A few weeks ago, Benjamin Netanyahu handily won the Likud party’s primary election, receiving 72 percent of the votes. He won despite the fact that he is facing indictments on corruption charges that could interfere with his ability to govern if he remains Israel’s premier, and despite the credible challenge mounted by his opponent, Gideon Sa’ar. Evelyn Gordon credits the results not to love of Netanyahu but to resentment of Israel’s overweening Supreme Court:
[Last week], the court was asked by 67 academics, former defense officials, and cultural figures to rule that due to the indictments, Netanyahu should be barred from forming the next government, even if Likud and its allies win the most Knesset seats in March’s election. The justices dismissed the petition as premature since the election results may render the question moot.
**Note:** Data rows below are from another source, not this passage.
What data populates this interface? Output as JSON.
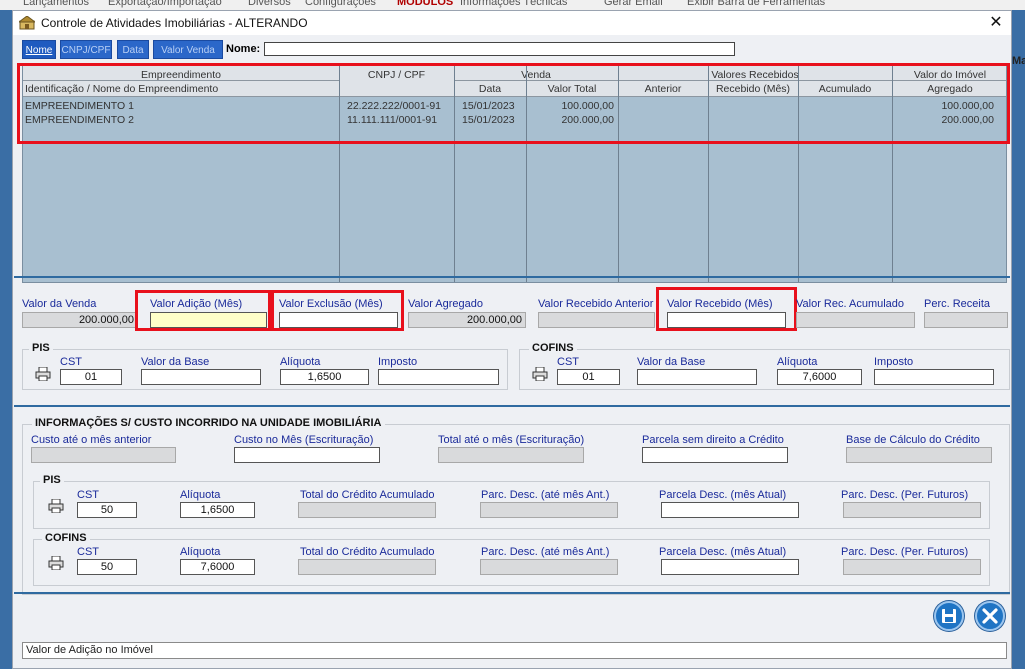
{
  "background": {
    "menu": [
      "Lançamentos",
      "Exportação/Importação",
      "Diversos",
      "Configurações",
      "MÓDULOS",
      "Informações Técnicas",
      "Gerar Email",
      "Exibir Barra de Ferramentas"
    ],
    "right_fragment": "Ma"
  },
  "window": {
    "title": "Controle de Atividades Imobiliárias  -  ALTERANDO",
    "close": "✕"
  },
  "search": {
    "tabs": [
      "Nome",
      "CNPJ/CPF",
      "Data",
      "Valor Venda"
    ],
    "label": "Nome:",
    "value": ""
  },
  "grid": {
    "groups": {
      "empreendimento": "Empreendimento",
      "cnpj": "CNPJ / CPF",
      "venda": "Venda",
      "valores": "Valores Recebidos",
      "valor_imovel": "Valor do Imóvel"
    },
    "columns": {
      "identificacao": "Identificação / Nome do  Empreendimento",
      "data": "Data",
      "valor_total": "Valor Total",
      "anterior": "Anterior",
      "recebido_mes": "Recebido (Mês)",
      "acumulado": "Acumulado",
      "agregado": "Agregado"
    },
    "rows": [
      {
        "nome": "EMPREENDIMENTO 1",
        "cnpj": "22.222.222/0001-91",
        "data": "15/01/2023",
        "valor_total": "100.000,00",
        "anterior": "",
        "recebido_mes": "",
        "acumulado": "",
        "agregado": "100.000,00"
      },
      {
        "nome": "EMPREENDIMENTO 2",
        "cnpj": "11.111.111/0001-91",
        "data": "15/01/2023",
        "valor_total": "200.000,00",
        "anterior": "",
        "recebido_mes": "",
        "acumulado": "",
        "agregado": "200.000,00"
      }
    ]
  },
  "values": {
    "valor_venda": {
      "label": "Valor da Venda",
      "value": "200.000,00"
    },
    "valor_adicao": {
      "label": "Valor Adição (Mês)",
      "value": ""
    },
    "valor_exclusao": {
      "label": "Valor Exclusão  (Mês)",
      "value": ""
    },
    "valor_agregado": {
      "label": "Valor Agregado",
      "value": "200.000,00"
    },
    "valor_recebido_anterior": {
      "label": "Valor Recebido Anterior",
      "value": ""
    },
    "valor_recebido_mes": {
      "label": "Valor Recebido (Mês)",
      "value": ""
    },
    "valor_rec_acumulado": {
      "label": "Valor Rec. Acumulado",
      "value": ""
    },
    "perc_receita": {
      "label": "Perc. Receita",
      "value": ""
    }
  },
  "pis": {
    "title": "PIS",
    "cst_label": "CST",
    "cst": "01",
    "base_label": "Valor da Base",
    "base": "",
    "aliquota_label": "Alíquota",
    "aliquota": "1,6500",
    "imposto_label": "Imposto",
    "imposto": ""
  },
  "cofins": {
    "title": "COFINS",
    "cst_label": "CST",
    "cst": "01",
    "base_label": "Valor da Base",
    "base": "",
    "aliquota_label": "Alíquota",
    "aliquota": "7,6000",
    "imposto_label": "Imposto",
    "imposto": ""
  },
  "custo": {
    "title": "INFORMAÇÕES S/ CUSTO INCORRIDO NA UNIDADE IMOBILIÁRIA",
    "custo_anterior": "Custo até o mês anterior",
    "custo_mes": "Custo no Mês (Escrituração)",
    "total_mes": "Total até o mês (Escrituração)",
    "parcela_sem_direito": "Parcela sem direito a Crédito",
    "base_calculo": "Base de Cálculo do Crédito",
    "pis": {
      "title": "PIS",
      "cst_label": "CST",
      "cst": "50",
      "aliquota_label": "Alíquota",
      "aliquota": "1,6500",
      "total_label": "Total do Crédito Acumulado",
      "parc_ant_label": "Parc. Desc. (até mês Ant.)",
      "parc_atual_label": "Parcela Desc. (mês Atual)",
      "parc_fut_label": "Parc. Desc. (Per. Futuros)"
    },
    "cofins": {
      "title": "COFINS",
      "cst_label": "CST",
      "cst": "50",
      "aliquota_label": "Alíquota",
      "aliquota": "7,6000",
      "total_label": "Total do Crédito Acumulado",
      "parc_ant_label": "Parc. Desc. (até mês Ant.)",
      "parc_atual_label": "Parcela Desc. (mês Atual)",
      "parc_fut_label": "Parc. Desc. (Per. Futuros)"
    }
  },
  "status": "Valor de Adição no Imóvel",
  "colors": {
    "tab_blue": "#2b67c9",
    "grid_body": "#a8bfd0",
    "highlight_red": "#e8101c",
    "button_blue": "#1f74c4"
  }
}
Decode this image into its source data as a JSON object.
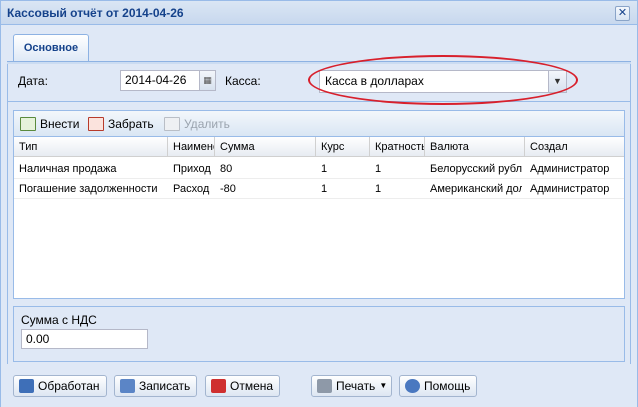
{
  "window": {
    "title": "Кассовый отчёт от 2014-04-26",
    "close_glyph": "✕"
  },
  "tabs": [
    {
      "label": "Основное"
    }
  ],
  "form": {
    "date_label": "Дата:",
    "date_value": "2014-04-26",
    "kassa_label": "Касса:",
    "kassa_value": "Касса в долларах",
    "calendar_icon": "calendar-icon",
    "dropdown_icon": "chevron-down-icon"
  },
  "toolbar": {
    "add_label": "Внести",
    "take_label": "Забрать",
    "delete_label": "Удалить"
  },
  "grid": {
    "columns": [
      "Тип",
      "Наименование",
      "Сумма",
      "Курс",
      "Кратность",
      "Валюта",
      "Создал"
    ],
    "rows": [
      [
        "Наличная продажа",
        "Приход",
        "80",
        "1",
        "1",
        "Белорусский рубль",
        "Администратор"
      ],
      [
        "Погашение задолженности",
        "Расход",
        "-80",
        "1",
        "1",
        "Американский доллар",
        "Администратор"
      ]
    ]
  },
  "summary": {
    "label": "Сумма с НДС",
    "value": "0.00"
  },
  "footer": {
    "process_label": "Обработан",
    "save_label": "Записать",
    "cancel_label": "Отмена",
    "print_label": "Печать",
    "help_label": "Помощь"
  },
  "colors": {
    "title_text": "#15428b",
    "window_bg": "#dfe8f6",
    "border": "#99bbe8",
    "highlight": "#d8202c"
  }
}
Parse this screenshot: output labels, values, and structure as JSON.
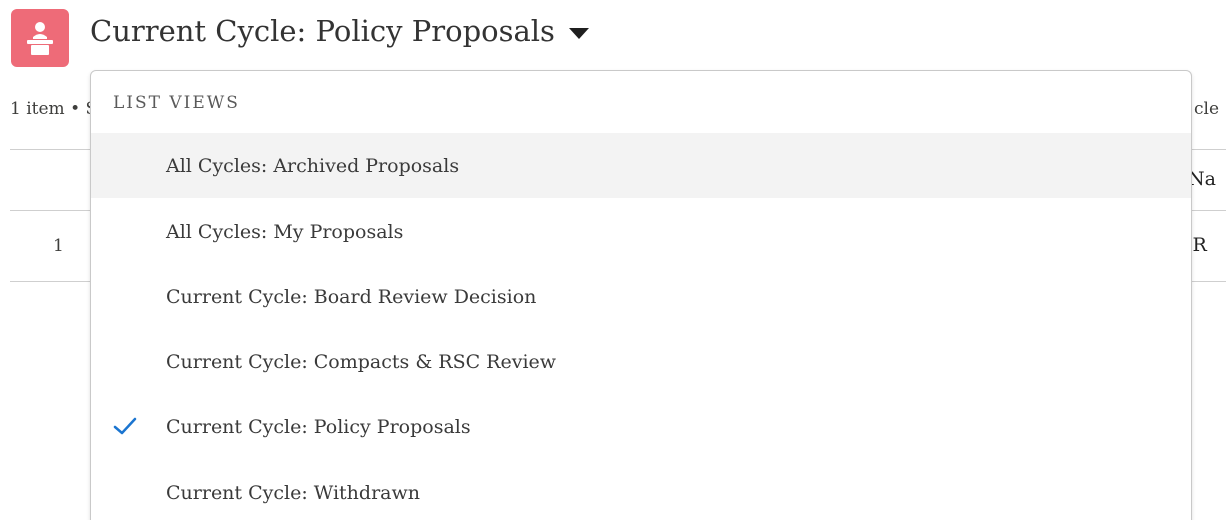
{
  "header": {
    "title": "Current Cycle: Policy Proposals",
    "icon": "podium-icon",
    "icon_color": "#ee6b78"
  },
  "list": {
    "item_count": "1 item • S",
    "header_right_fragment": "cle",
    "column_header_fragment": "Na",
    "rows": [
      {
        "number": "1",
        "cell_fragment": "\\ R"
      }
    ]
  },
  "dropdown": {
    "section_label": "LIST VIEWS",
    "items": [
      {
        "label": "All Cycles: Archived Proposals",
        "selected": false
      },
      {
        "label": "All Cycles: My Proposals",
        "selected": false
      },
      {
        "label": "Current Cycle: Board Review Decision",
        "selected": false
      },
      {
        "label": "Current Cycle: Compacts & RSC Review",
        "selected": false
      },
      {
        "label": "Current Cycle: Policy Proposals",
        "selected": true
      },
      {
        "label": "Current Cycle: Withdrawn",
        "selected": false
      }
    ],
    "check_color": "#1b75d0"
  }
}
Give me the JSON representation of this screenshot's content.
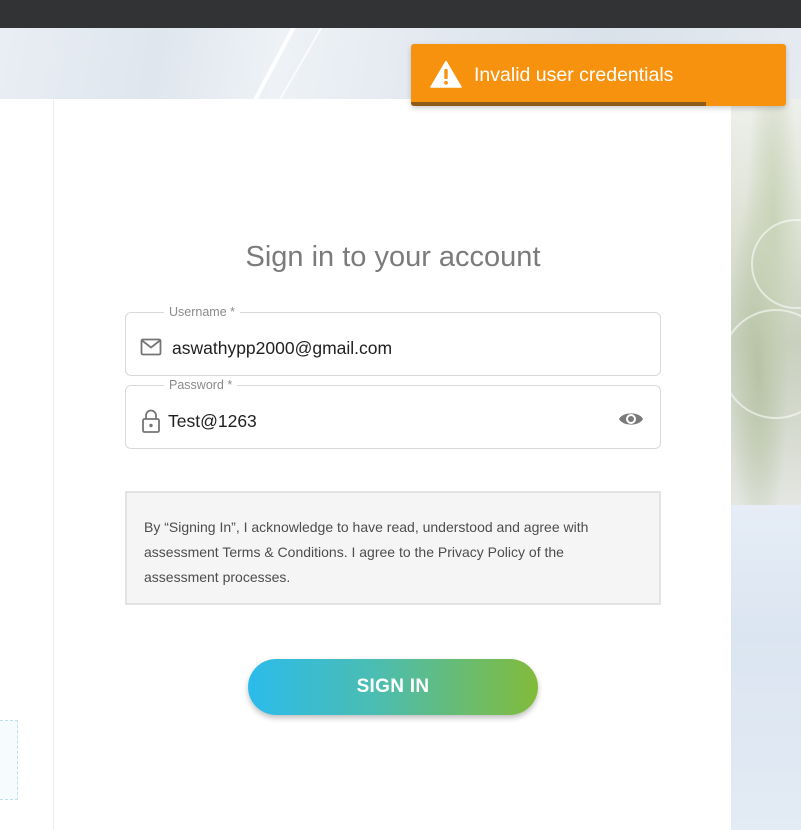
{
  "toast": {
    "message": "Invalid user credentials",
    "icon": "warning-icon",
    "color": "#f7920e",
    "progress_remaining": 0.786
  },
  "login": {
    "title": "Sign in to your account",
    "username": {
      "label": "Username *",
      "value": "aswathypp2000@gmail.com",
      "icon": "mail-icon"
    },
    "password": {
      "label": "Password *",
      "value": "Test@1263",
      "icon": "lock-icon",
      "toggle_icon": "eye-icon"
    },
    "terms_text": "By “Signing In”, I acknowledge to have read, understood and agree with assessment Terms & Conditions. I agree to the Privacy Policy of the assessment processes.",
    "signin_label": "SIGN IN",
    "button_gradient": [
      "#2bbbeb",
      "#82bb3a"
    ]
  }
}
What they emphatically didn’t say, however, is that whom the voters elect is none of their business, given that no existing law bars someone under indictment from forming a government, and the only relevant legislation implies the opposite: it requires serving prime ministers to resign if convicted. Instead [the court] made clear that it would consider overturning the voters’ decision should the election results make the question relevant.
The right to choose the country’s leadership in free and fair elections is the most fundamental democratic right of all. Thus the fact that the court considers itself entitled to overturn the voters’ choice without any authorization in law, merely because it disapproves of [that choice], shows just how far Israel has slid down the slope from a democracy with a strong and independent court system to a judicial dictatorship. And while the primary predated this ruling, thousands of others over the past three decades have sent the same message.
In fact, ironically enough, the charges against him actually increase Netanyahu’s value as a champion in this battle because they make legal reform vital to his own self-interest. Previously, many politicians, including Netanyahu himself, feared to enact legal reforms because the [the judicial establishment] frequently targeted those who . . . sought to do so. But now, curbing the court’s power is Netanyahu’s only chance of escaping jail; otherwise, even if the Knesset grants him immunity from prosecution, the court will certainly overturn its decision.
Read more on Evelyn Gordon: http://evelyncgordon.com/why-do-likud-voters-support-netanyahu-thank-the-supreme-court/